━━━━━ DATASET ━━━━━
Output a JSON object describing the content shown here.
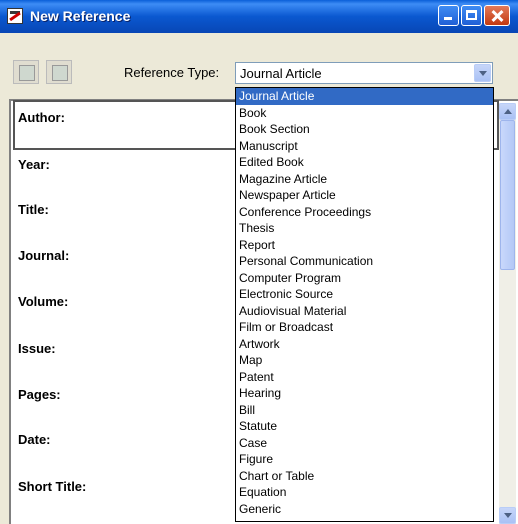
{
  "window": {
    "title": "New Reference"
  },
  "toolbar": {
    "reference_type_label": "Reference Type:",
    "selected_type": "Journal Article"
  },
  "fields": [
    {
      "label": "Author:"
    },
    {
      "label": "Year:"
    },
    {
      "label": "Title:"
    },
    {
      "label": "Journal:"
    },
    {
      "label": "Volume:"
    },
    {
      "label": "Issue:"
    },
    {
      "label": "Pages:"
    },
    {
      "label": "Date:"
    },
    {
      "label": "Short Title:"
    }
  ],
  "dropdown": {
    "selected_index": 0,
    "options": [
      "Journal Article",
      "Book",
      "Book Section",
      "Manuscript",
      "Edited Book",
      "Magazine Article",
      "Newspaper Article",
      "Conference Proceedings",
      "Thesis",
      "Report",
      "Personal Communication",
      "Computer Program",
      "Electronic Source",
      "Audiovisual Material",
      "Film or Broadcast",
      "Artwork",
      "Map",
      "Patent",
      "Hearing",
      "Bill",
      "Statute",
      "Case",
      "Figure",
      "Chart or Table",
      "Equation",
      "Generic"
    ]
  },
  "colors": {
    "titlebar": "#0a58d0",
    "selection": "#316ac5",
    "window_bg": "#ece9d8"
  },
  "icons": [
    "app-icon",
    "minimize-icon",
    "maximize-icon",
    "close-icon",
    "toolbar-icon-a",
    "toolbar-icon-b",
    "dropdown-arrow-icon",
    "scroll-up-icon",
    "scroll-down-icon"
  ]
}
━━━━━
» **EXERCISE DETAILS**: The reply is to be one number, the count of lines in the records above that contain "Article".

» **ANSWER BELOW**: 4